                {
               // removing this if block makes it work     
                    index=i;
                    System.err.println("breaking");
                    break;
                }
                if (mountainH>max) {
                max= mountainH;
                index=i;
                }    
                
                }
                
            System.err.println("broke out");
               

            // Write an action using System.out.println()
            // To debug: System.err.println("Debug messages...");

            System.out.println(index); // The index of the mountain to fire on.
        }
    }
}

i remove the part of comparing the mountainH to 9 it works


#333

I find this extremely confusing. It took me long enough to figure out why the game loop wasn’t happening at a standard framerate of between 30, 60 or 100 times per second. When I finally figured out – or did I? – what a “turn” is supposed to mean, I wrote this code:

while (true)
    {
         List<int> mountains = new List<int>();
         for (int i = 0; i < 8; i++)
         {
             int mountainH = int.Parse(Console.ReadLine()); // represents the height of one mountain.
             mountains.Add(mountainH);  
         }
        mountains.Sort();
       Console.Error.Write("sorted" + mountains.Count + "," + mountains[mountains.Count-1]);

        Console.WriteLine(mountains.Count-1); // The index of the mountain to fire on.
      

    }

It does not work. It never shoots down mountain of height 9, despite the fact that said mountain is lying right at mountains[mountains.Count-1] after I sort it. I think there’s a bug somewhere in your engine code that’s ignoring the new, sorted indices and using some fictional indices that we can’t see under the hood.
(as a side note, I did clear the mountains list between “turns” initially as well, but with the sort and the weirdly infrequent iteration of the while loop, it’s pointless)


#334

Of course it does not work…

Your code will always print the number of moutains-1 … it is not the position of highest mountain !!!

List in not a good datatype for your algorithm.
Moreover you don’t really need to do like this (there is a more simple solution)


#335

Did you not see my sort command?
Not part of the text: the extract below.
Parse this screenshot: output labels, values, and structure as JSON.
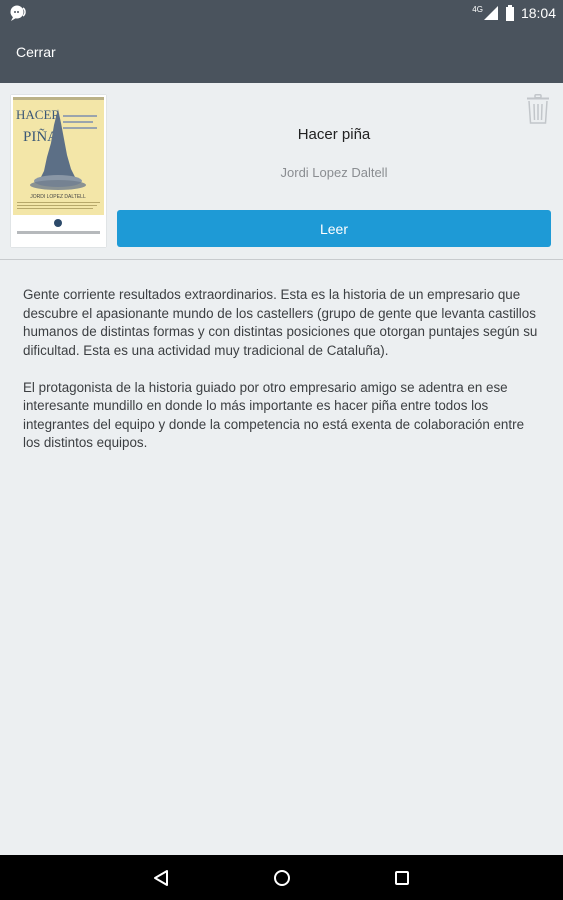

By the unusual logic of writing the indices to destroy mountains, the last index of that list should and does always have the highest mountain. Also, with the loop being called once per “turn”, it doesn’t matter. I was trying all options to see how malleable the interface was.
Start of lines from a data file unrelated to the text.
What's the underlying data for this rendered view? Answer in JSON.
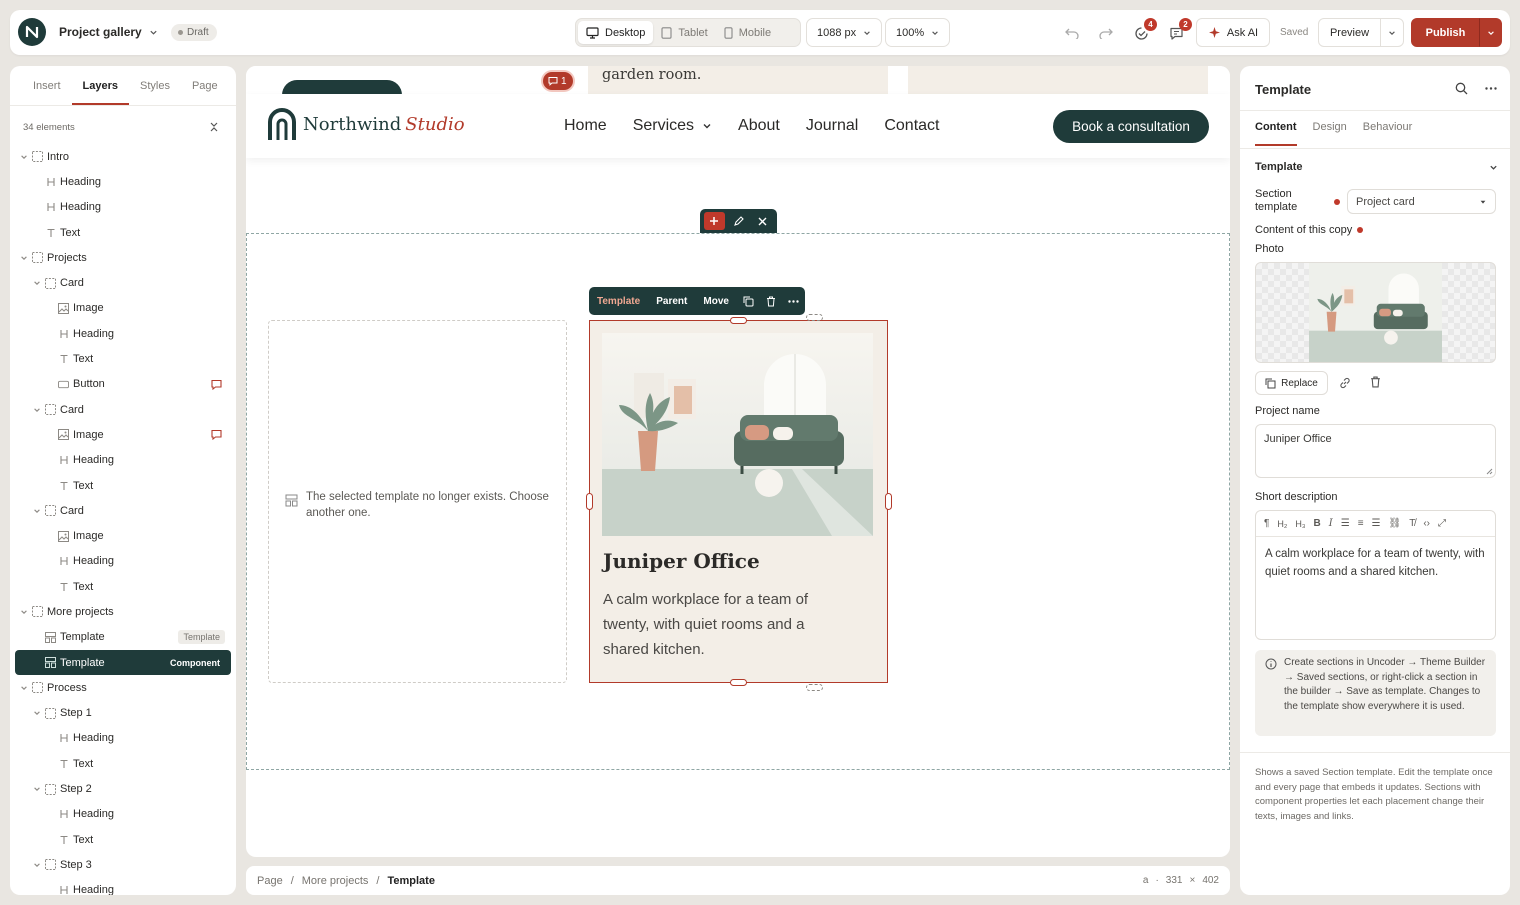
{
  "topbar": {
    "project_title": "Project gallery",
    "status": "Draft",
    "devices": [
      "Desktop",
      "Tablet",
      "Mobile"
    ],
    "active_device": "Desktop",
    "width": "1088 px",
    "zoom": "100%",
    "notifications_count": "4",
    "comments_count": "2",
    "ask_ai": "Ask AI",
    "saved": "Saved",
    "preview": "Preview",
    "publish": "Publish"
  },
  "left_panel": {
    "tabs": [
      "Insert",
      "Layers",
      "Styles",
      "Page"
    ],
    "active_tab": "Layers",
    "count": "34 elements",
    "layers": [
      {
        "label": "Intro",
        "type": "section",
        "depth": 0,
        "caret": true
      },
      {
        "label": "Heading",
        "type": "heading",
        "depth": 1
      },
      {
        "label": "Heading",
        "type": "heading",
        "depth": 1
      },
      {
        "label": "Text",
        "type": "text",
        "depth": 1
      },
      {
        "label": "Projects",
        "type": "section",
        "depth": 0,
        "caret": true
      },
      {
        "label": "Card",
        "type": "section",
        "depth": 1,
        "caret": true
      },
      {
        "label": "Image",
        "type": "image",
        "depth": 2
      },
      {
        "label": "Heading",
        "type": "heading",
        "depth": 2
      },
      {
        "label": "Text",
        "type": "text",
        "depth": 2
      },
      {
        "label": "Button",
        "type": "button",
        "depth": 2,
        "comment": true
      },
      {
        "label": "Card",
        "type": "section",
        "depth": 1,
        "caret": true
      },
      {
        "label": "Image",
        "type": "image",
        "depth": 2,
        "comment": true
      },
      {
        "label": "Heading",
        "type": "heading",
        "depth": 2
      },
      {
        "label": "Text",
        "type": "text",
        "depth": 2
      },
      {
        "label": "Card",
        "type": "section",
        "depth": 1,
        "caret": true
      },
      {
        "label": "Image",
        "type": "image",
        "depth": 2
      },
      {
        "label": "Heading",
        "type": "heading",
        "depth": 2
      },
      {
        "label": "Text",
        "type": "text",
        "depth": 2
      },
      {
        "label": "More projects",
        "type": "section",
        "depth": 0,
        "caret": true
      },
      {
        "label": "Template",
        "type": "template",
        "depth": 1,
        "tag": "Template"
      },
      {
        "label": "Template",
        "type": "template",
        "depth": 1,
        "tag": "Component",
        "selected": true
      },
      {
        "label": "Process",
        "type": "section",
        "depth": 0,
        "caret": true
      },
      {
        "label": "Step 1",
        "type": "section",
        "depth": 1,
        "caret": true
      },
      {
        "label": "Heading",
        "type": "heading",
        "depth": 2
      },
      {
        "label": "Text",
        "type": "text",
        "depth": 2
      },
      {
        "label": "Step 2",
        "type": "section",
        "depth": 1,
        "caret": true
      },
      {
        "label": "Heading",
        "type": "heading",
        "depth": 2
      },
      {
        "label": "Text",
        "type": "text",
        "depth": 2
      },
      {
        "label": "Step 3",
        "type": "section",
        "depth": 1,
        "caret": true
      },
      {
        "label": "Heading",
        "type": "heading",
        "depth": 2
      }
    ]
  },
  "canvas": {
    "top_text": "garden room.",
    "comment_count": "1",
    "site": {
      "brand": "Northwind",
      "brand_accent": "Studio",
      "nav": [
        "Home",
        "Services",
        "About",
        "Journal",
        "Contact"
      ],
      "cta": "Book a consultation"
    },
    "empty_message": "The selected template no longer exists. Choose another one.",
    "toolbar": [
      "Template",
      "Parent",
      "Move"
    ],
    "card": {
      "title": "Juniper Office",
      "description": "A calm workplace for a team of twenty, with quiet rooms and a shared kitchen."
    }
  },
  "breadcrumb": {
    "items": [
      "Page",
      "More projects",
      "Template"
    ],
    "tag": "a",
    "width": "331",
    "height": "402",
    "times": "×"
  },
  "right_panel": {
    "title": "Template",
    "tabs": [
      "Content",
      "Design",
      "Behaviour"
    ],
    "active_tab": "Content",
    "section_title": "Template",
    "section_template_label": "Section template",
    "section_template_value": "Project card",
    "copy_content_label": "Content of this copy",
    "photo_label": "Photo",
    "replace": "Replace",
    "project_name_label": "Project name",
    "project_name_value": "Juniper Office",
    "short_desc_label": "Short description",
    "short_desc_value": "A calm workplace for a team of twenty, with quiet rooms and a shared kitchen.",
    "info": "Create sections in Uncoder → Theme Builder → Saved sections, or right-click a section in the builder → Save as template. Changes to the template show everywhere it is used.",
    "footer": "Shows a saved Section template. Edit the template once and every page that embeds it updates. Sections with component properties let each placement change their texts, images and links."
  },
  "colors": {
    "accent": "#b23a2a",
    "dark_green": "#1f3b3a",
    "card_bg": "#f3eee7"
  }
}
#336

Yes i have seen your “sort” … but have you read your code ?

You are just printing “mountain.Count-1” … which wil always return 7 …


#337
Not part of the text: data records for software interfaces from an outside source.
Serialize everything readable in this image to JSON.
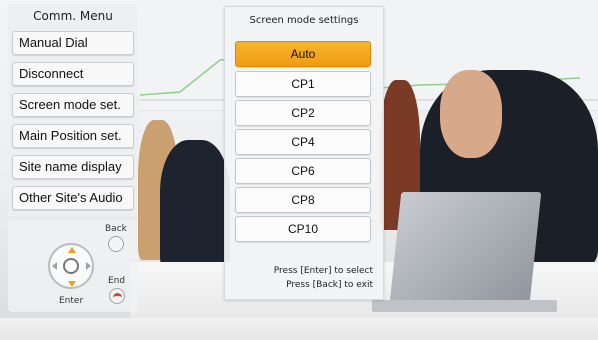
{
  "comm_menu": {
    "title": "Comm. Menu",
    "items": [
      {
        "label": "Manual Dial"
      },
      {
        "label": "Disconnect"
      },
      {
        "label": "Screen mode set."
      },
      {
        "label": "Main Position set."
      },
      {
        "label": "Site name display"
      },
      {
        "label": "Other Site's Audio"
      }
    ]
  },
  "remote": {
    "back_label": "Back",
    "end_label": "End",
    "enter_label": "Enter"
  },
  "screen_mode_dialog": {
    "title": "Screen mode settings",
    "options": [
      "Auto",
      "CP1",
      "CP2",
      "CP4",
      "CP6",
      "CP8",
      "CP10"
    ],
    "selected": "Auto",
    "hint_select": "Press [Enter] to select",
    "hint_exit": "Press [Back] to exit"
  },
  "colors": {
    "selected_accent": "#f3a61c",
    "end_button_red": "#d8412b",
    "dpad_arrow_orange": "#e8a21a"
  },
  "icons": {
    "dpad": "dpad-icon",
    "back_button": "back-button-icon",
    "end_button": "end-call-icon"
  }
}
Have you? Writing the index of the highest mountain is what you’re supposed to do. When I sort them, the index of the highest mountain is always 7. I even checked that with the debugger.

Look, I’m sorry to be blunt to the point of being typical ornery software engineer-ish, but at the very least, there is a fundamental communication problem with the way these puzzles are described to the end user. There is zero explanation of where these magic indices come from, where they are stored, why the indices I use in my list don’t map to them properly, or what data connects Console.Writeline(index) to the actual mountain.

This would be an absurdly simple problem to solve in real C#, in a real Unity environment, yet in this venue it’s giving me, an admittedly dense in certain ways, but still experienced programmer, a lot of trouble. It’s making up weird rules and hiding code, and IMO, nothing good can come from that in the long game. In a framerate loop, I would not use a sort for each frame (although the default comparer is Quicksort, which is good), but a test environment like this should be able to understand what I’m trying to do.


#338

hello and welcome to CodinGame @MichaelGreenhut

I totally understand you get confused on your first steps on the platform while being an experienced programmer.

Have you, by any chance, seen the hints on the top left menu?

Now, about your code:

  • if you sort a list of integers, the index of the highest integer will always be the last one (size - 1). However, the puzzle asks you the index of the highest mountain as they are given to you, not after you sort them.

Does it help? I’ll be happy to answer any question you might have.


#339

i need help